How to make Deformetrica run faster


Deformetrica is based on methods that are reputed to be slow. Well, considering all the things that Deformetrica can do at the same time (especially in atlas construction), this is probably not so true…

Anyway, slow run time may also be due to the way you use Deformetrica. Below is a list of items you may want to consider to boost Deformetrica:

  • Kernel-type: cudaexact would be the way to go but the choice of the kernel evaluation depends of many parameters (number of points, the spatial extent of the data, computer architecture, etc.). That’s the reason why we advice to experiment this parameter on a sample your data in order to determine what will be the best suited kernel type for your simulations.
  • Multi-threading: the atlas construction method is multi-threaded. Potentially, each subject is treated in a different thread. So, don’t forget to adjust the number of thread in paramDiffeos.xml to either the number of subjects or the maximum number of threads that you have on your machine. If you deal with a huge number of subjects, consider running Deformetrica on a cluster. Multi-threading does not work for registration.
  • Kernel-width: more than often, one wants to try very small kernel sizes, in the hope to increase matching accuracy. However, too small values rarely pay off. See by yourself by experimenting with the toy example in Tutorial #2. In general, we suggest you to start with large values of kernel sizes (for both the deformation and the currents/varifolds). You then get quick results and can start decreasing kernel sizes wisely
  • Mesh resolution: keep in mind that a fine mesh resolution does not improve matching accuracy! The mesh sampling should be adapted to the kernel size of the currents/varifolds metric. The best strategy is to use coarse meshes for registration (especially the source mesh), and then use the deformation to deform a fine mesh. This will be much much faster, and more than often as good as what you would have obtained using the fine mesh for computing the registration.
  • Number of time points: this is the discretization of the point trajectories along deformation. The default value is 10 (for a time-step of 0.1). Decreasing this number to 5 will halve the execution time. It may be a good value for quick tests.

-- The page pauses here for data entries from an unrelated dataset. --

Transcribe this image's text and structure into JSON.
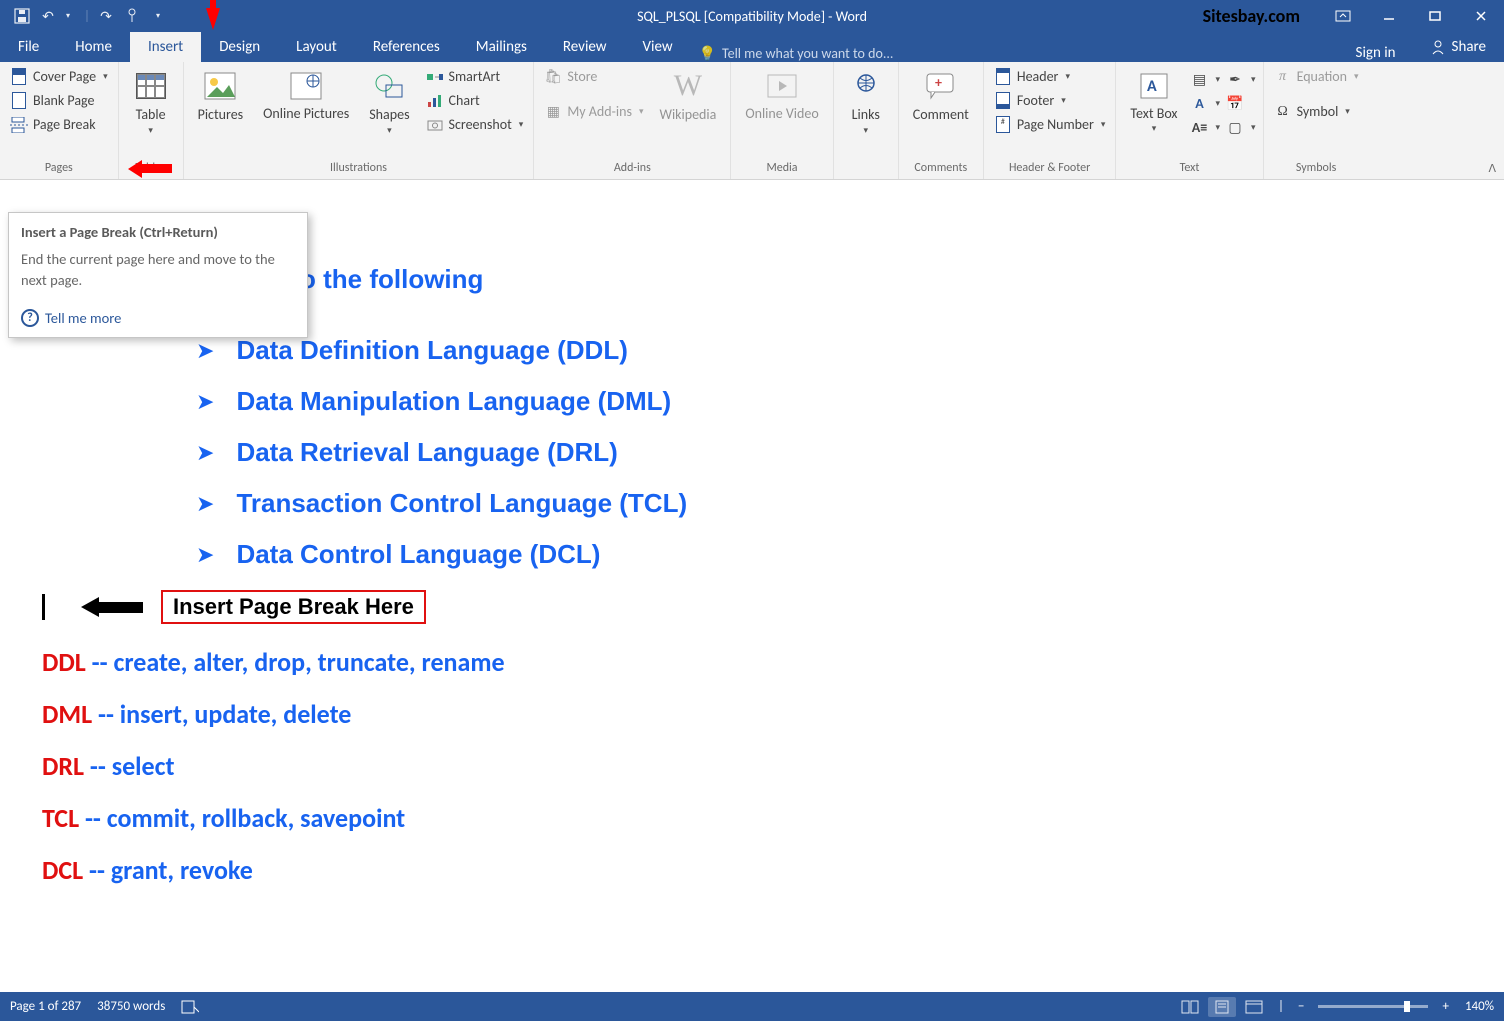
{
  "titlebar": {
    "title": "SQL_PLSQL [Compatibility Mode] - Word",
    "watermark": "Sitesbay.com"
  },
  "tabs": {
    "file": "File",
    "home": "Home",
    "insert": "Insert",
    "design": "Design",
    "layout": "Layout",
    "references": "References",
    "mailings": "Mailings",
    "review": "Review",
    "view": "View",
    "tellme": "Tell me what you want to do...",
    "signin": "Sign in",
    "share": "Share"
  },
  "ribbon": {
    "pages": {
      "label": "Pages",
      "cover": "Cover Page",
      "blank": "Blank Page",
      "break": "Page Break"
    },
    "tables": {
      "label": "Tables",
      "table": "Table"
    },
    "illustrations": {
      "label": "Illustrations",
      "pictures": "Pictures",
      "online_pictures": "Online Pictures",
      "shapes": "Shapes",
      "smartart": "SmartArt",
      "chart": "Chart",
      "screenshot": "Screenshot"
    },
    "addins": {
      "label": "Add-ins",
      "store": "Store",
      "myaddins": "My Add-ins",
      "wikipedia": "Wikipedia"
    },
    "media": {
      "label": "Media",
      "video": "Online Video"
    },
    "links": {
      "label": "",
      "links": "Links"
    },
    "comments": {
      "label": "Comments",
      "comment": "Comment"
    },
    "headerfooter": {
      "label": "Header & Footer",
      "header": "Header",
      "footer": "Footer",
      "pagenum": "Page Number"
    },
    "text": {
      "label": "Text",
      "textbox": "Text Box"
    },
    "symbols": {
      "label": "Symbols",
      "equation": "Equation",
      "symbol": "Symbol"
    }
  },
  "tooltip": {
    "title": "Insert a Page Break (Ctrl+Return)",
    "body": "End the current page here and move to the next page.",
    "more": "Tell me more"
  },
  "document": {
    "heading_fragment": "o the following",
    "bullets": [
      "Data Definition Language (DDL)",
      "Data Manipulation Language (DML)",
      "Data Retrieval Language (DRL)",
      "Transaction Control Language (TCL)",
      "Data Control Language (DCL)"
    ],
    "annotation": "Insert Page Break Here",
    "defs": [
      {
        "abbr": "DDL",
        "rest": " -- create, alter, drop, truncate, rename"
      },
      {
        "abbr": "DML",
        "rest": " -- insert, update, delete"
      },
      {
        "abbr": "DRL",
        "rest": " -- select"
      },
      {
        "abbr": "TCL",
        "rest": " -- commit, rollback, savepoint"
      },
      {
        "abbr": "DCL",
        "rest": " -- grant, revoke"
      }
    ]
  },
  "statusbar": {
    "page": "Page 1 of 287",
    "words": "38750 words",
    "zoom": "140%"
  }
}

The main limiting factors of the code are:

  • the number of control points: one control point is placed at every deformation kernel width. The more spread the data, the more control points. The smaller the kernel width, the more control points.
  • the size of the grids for FFTs when p3m option is used. The smaller the kernel widths, the more points on grids, the slower the algorithm.
  • the number of vertices in the source/template mesh
  • the number of time points for the discretization of the non-linear deformation.

Comments are closed.